The picture illustrates the sum 1 + 2 + 3 + 4 = (4 x 5)/2. Prove the general formula for the sum of the first n natural numbers and the formula for the sum of the cubes of the first n natural. . . .
In this article we show that every whole number can be written as a continued fraction of the form k/(1+k/(1+k/...)).
This article discusses how every Pythagorean triple (a, b, c) can be illustrated by a square and an L shape within another square. You are invited to find some triples for yourself.
Prove that you cannot form a Magic W with a total of 12 or less or
with a with a total of 18 or more.
To find the integral of a polynomial, evaluate it at some special
points and add multiples of these values.
Start with any whole number N, write N as a multiple of 10 plus a remainder R and produce a new whole number N'. Repeat.
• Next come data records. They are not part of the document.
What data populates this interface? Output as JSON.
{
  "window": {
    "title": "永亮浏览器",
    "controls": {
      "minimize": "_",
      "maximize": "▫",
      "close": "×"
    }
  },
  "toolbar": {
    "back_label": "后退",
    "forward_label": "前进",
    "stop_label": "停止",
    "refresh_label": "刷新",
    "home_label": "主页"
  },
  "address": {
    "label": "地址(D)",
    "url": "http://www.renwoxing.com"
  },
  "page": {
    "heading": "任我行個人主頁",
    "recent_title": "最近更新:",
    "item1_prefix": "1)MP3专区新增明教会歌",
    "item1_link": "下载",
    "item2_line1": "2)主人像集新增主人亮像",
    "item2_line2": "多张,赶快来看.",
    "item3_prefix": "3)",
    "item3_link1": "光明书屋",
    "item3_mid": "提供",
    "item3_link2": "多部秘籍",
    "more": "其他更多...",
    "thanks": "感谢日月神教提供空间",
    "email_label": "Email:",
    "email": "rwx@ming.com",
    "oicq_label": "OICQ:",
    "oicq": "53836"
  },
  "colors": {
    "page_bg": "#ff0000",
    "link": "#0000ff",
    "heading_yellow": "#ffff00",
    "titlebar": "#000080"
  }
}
What happens?
Find all real solutions of the equation (x^2-7x+11)^(x^2-11x+30) = 1.
The first of five articles concentrating on whole number dynamics, ideas of general dynamical systems are introduced and seen in concrete cases.
This is the second article on right-angled triangles whose edge lengths are whole numbers.
When if ever do you get the right answer if you add two fractions
by adding the numerators and adding the denominators?
A polite number can be written as the sum of two or more
consecutive positive integers. Find the consecutive sums giving the
polite numbers 544 and 424. What characterizes impolite numbers?
The sum of any two of the numbers 2, 34 and 47 is a perfect square.
Choose three square numbers and find sets of three integers with
this property. Generalise to four integers.
What can you say about the lengths of the sides of a quadrilateral whose vertices are on a unit circle?
Peter Zimmerman, a Year 13 student at Mill Hill County High School
in Barnet, London wrote this account of modulus arithmetic.